Copy out the records so that each line matches the original.

[Stored items]
______________________________

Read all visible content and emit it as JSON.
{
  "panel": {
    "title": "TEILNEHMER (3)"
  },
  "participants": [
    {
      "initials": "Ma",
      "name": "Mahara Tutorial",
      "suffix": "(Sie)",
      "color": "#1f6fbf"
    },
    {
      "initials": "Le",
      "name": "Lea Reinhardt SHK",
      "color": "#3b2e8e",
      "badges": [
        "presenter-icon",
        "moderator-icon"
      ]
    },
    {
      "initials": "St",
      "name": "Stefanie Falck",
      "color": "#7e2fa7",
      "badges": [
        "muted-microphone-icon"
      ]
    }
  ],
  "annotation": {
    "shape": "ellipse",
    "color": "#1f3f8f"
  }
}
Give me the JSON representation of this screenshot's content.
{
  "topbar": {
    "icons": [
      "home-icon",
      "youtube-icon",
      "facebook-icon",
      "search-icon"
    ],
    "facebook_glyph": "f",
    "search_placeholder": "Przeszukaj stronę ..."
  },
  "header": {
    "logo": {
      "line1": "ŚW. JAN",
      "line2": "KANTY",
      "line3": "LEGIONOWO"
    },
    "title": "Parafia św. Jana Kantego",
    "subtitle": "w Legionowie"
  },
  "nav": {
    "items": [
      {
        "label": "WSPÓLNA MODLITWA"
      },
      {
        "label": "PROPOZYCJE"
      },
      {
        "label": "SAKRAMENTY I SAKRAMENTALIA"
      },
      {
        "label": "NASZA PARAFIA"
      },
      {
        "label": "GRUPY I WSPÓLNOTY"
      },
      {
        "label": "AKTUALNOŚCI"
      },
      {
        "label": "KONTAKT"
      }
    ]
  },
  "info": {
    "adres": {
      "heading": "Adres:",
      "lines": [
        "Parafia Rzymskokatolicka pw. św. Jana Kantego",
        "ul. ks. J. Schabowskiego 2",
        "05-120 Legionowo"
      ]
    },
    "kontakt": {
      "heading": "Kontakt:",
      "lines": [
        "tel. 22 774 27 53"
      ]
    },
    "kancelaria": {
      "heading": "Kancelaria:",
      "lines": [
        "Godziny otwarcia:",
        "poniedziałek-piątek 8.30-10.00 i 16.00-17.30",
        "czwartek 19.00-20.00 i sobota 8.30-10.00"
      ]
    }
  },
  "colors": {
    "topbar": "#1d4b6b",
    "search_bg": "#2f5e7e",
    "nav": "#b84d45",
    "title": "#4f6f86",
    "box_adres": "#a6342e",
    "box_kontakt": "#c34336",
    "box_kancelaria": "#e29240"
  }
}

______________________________

Task response:
Read all visible content and emit it as JSON.
{
  "panel": {
    "title": "TEILNEHMER (3)"
  },
  "participants": [
    {
      "initials": "Ma",
      "name": "Mahara Tutorial",
      "suffix": "(Sie)",
      "color": "#1f6fbf"
    },
    {
      "initials": "Le",
      "name": "Lea Reinhardt SHK",
      "color": "#3b2e8e",
      "badges": [
        "presenter-icon",
        "moderator-icon"
      ]
    },
    {
      "initials": "St",
      "name": "Stefanie Falck",
      "color": "#7e2fa7",
      "badges": [
        "muted-microphone-icon"
      ]
    }
  ],
  "annotation": {
    "shape": "ellipse",
    "color": "#1f3f8f"
  }
}
Give me the JSON representation of this screenshot's content.
{
  "topbar": {
    "icons": [
      "home-icon",
      "youtube-icon",
      "facebook-icon",
      "search-icon"
    ],
    "facebook_glyph": "f",
    "search_placeholder": "Przeszukaj stronę ..."
  },
  "header": {
    "logo": {
      "line1": "ŚW. JAN",
      "line2": "KANTY",
      "line3": "LEGIONOWO"
    },
    "title": "Parafia św. Jana Kantego",
    "subtitle": "w Legionowie"
  },
  "nav": {
    "items": [
      {
        "label": "WSPÓLNA MODLITWA"
      },
      {
        "label": "PROPOZYCJE"
      },
      {
        "label": "SAKRAMENTY I SAKRAMENTALIA"
      },
      {
        "label": "NASZA PARAFIA"
      },
      {
        "label": "GRUPY I WSPÓLNOTY"
      },
      {
        "label": "AKTUALNOŚCI"
      },
      {
        "label": "KONTAKT"
      }
    ]
  },
  "info": {
    "adres": {
      "heading": "Adres:",
      "lines": [
        "Parafia Rzymskokatolicka pw. św. Jana Kantego",
        "ul. ks. J. Schabowskiego 2",
        "05-120 Legionowo"
      ]
    },
    "kontakt": {
      "heading": "Kontakt:",
      "lines": [
        "tel. 22 774 27 53"
      ]
    },
    "kancelaria": {
      "heading": "Kancelaria:",
      "lines": [
        "Godziny otwarcia:",
        "poniedziałek-piątek 8.30-10.00 i 16.00-17.30",
        "czwartek 19.00-20.00 i sobota 8.30-10.00"
      ]
    }
  },
  "colors": {
    "topbar": "#1d4b6b",
    "search_bg": "#2f5e7e",
    "nav": "#b84d45",
    "title": "#4f6f86",
    "box_adres": "#a6342e",
    "box_kontakt": "#c34336",
    "box_kancelaria": "#e29240"
  }
}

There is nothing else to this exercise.